I have a favourite set of switches to git log, but today I wanted to answer the question "You deleted how much code today?" so I thought I'd share how I did that

git log --numstat will show you how many lines were added (first column) and removed (next column) per file, kind of a more scientific version of the --stat switch. And if you're thinking of scripting this to gather stats, try it with --oneline as well, it's easier to parse.

Scaling and Sizing with PDFJam

I find myself needing to take a PDF, output it at a specific size, and have the result offset to the top right hand side of the screen. To achieve it, I needed a few new switches to my good friend PDFJam, so I thought I'd share my command!

pdfjam --suffix converted --papersize '{1920px,1080px}' --scale 0.4 --trim "-6cm -1cm 13cm 8cm" slides.pdf

The --suffix is instead of giving an output filename, whatever you feed in ends up with the suffix in its filename. This is very handy because I use this command in a script and only need to pass in one variable. The --papersize isn't a switch I have used before either but you can set exact sizes for the final output which is nice. The --trim switch can also be used to set --clip=true to remove the trimmed space from the document if desired.

I find PDFJam a very handy tool but with not nearly enough blog posts and code snippets around, so I'm dropping my command for future reference (yours as well as mine!).

Vimdiff and Vim to Compare Files

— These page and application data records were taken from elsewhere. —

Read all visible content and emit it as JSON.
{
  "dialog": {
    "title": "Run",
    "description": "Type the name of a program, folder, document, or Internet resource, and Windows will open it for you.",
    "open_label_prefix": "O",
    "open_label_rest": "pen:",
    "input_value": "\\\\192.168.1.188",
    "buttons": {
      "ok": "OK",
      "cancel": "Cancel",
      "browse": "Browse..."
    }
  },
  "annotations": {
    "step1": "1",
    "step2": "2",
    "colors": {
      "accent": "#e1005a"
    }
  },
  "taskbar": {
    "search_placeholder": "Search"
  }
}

At the moment I'm working on a tricky project where two similar projects diverged. Very similar things happened to them both, but not quite the same things - and now we're merging the codebases to give us as much common code as possible. All this simply serves to set the scene of exactly what I was doing spending a whole day with large code diffs - I had to look up a few things so I thought I'd capture them while I can remember. Continue reading

PHP Quick Stack Trace in Exception Handler

PHP and frameworks built from it have many great tools to assist with debugging (I particularly like XDebug) but sometimes you can find yourself in a situation where the "helper" features aren't all that much help ... in my case this was a framework totally determined to output HTML from my commandline script and to only show me 5 lines of stack trace, which wasn't enough for my complex application. I had to look up how to generate a nice stack trace inside an exception handler so here it is in case I want it again some time (future me, you're welcome!) Continue reading

Test Incoming Webhooks Locally with Ngrok

I'm enjoying working with hubot; I have a few different instances running for different groups. One of the things that I use hubot for is to echo activities from the source control repo, the bug tracker, the CI system, the (you get the idea) into the channel for a project. This is achieved via webhooks; a feature offered by many providers to POST information about an event to your endpoint as soon as it happens. Continue reading

Organising Inclusive Events

I've been thinking a lot lately about what makes an inclusive event. Not gender-inclusive, necessarily (I commonly find myself as the only woman developer at both my local user groups), just approachable, maybe for newcomers but mostly for everyone. What happens at the event itself is really important, whether people greet you, whether the speakers introduce themselves, and so on. That's only half the story though, because often we've excluded people from our events before the event begins. Every conversation I have about this topic comes back to information. Continue reading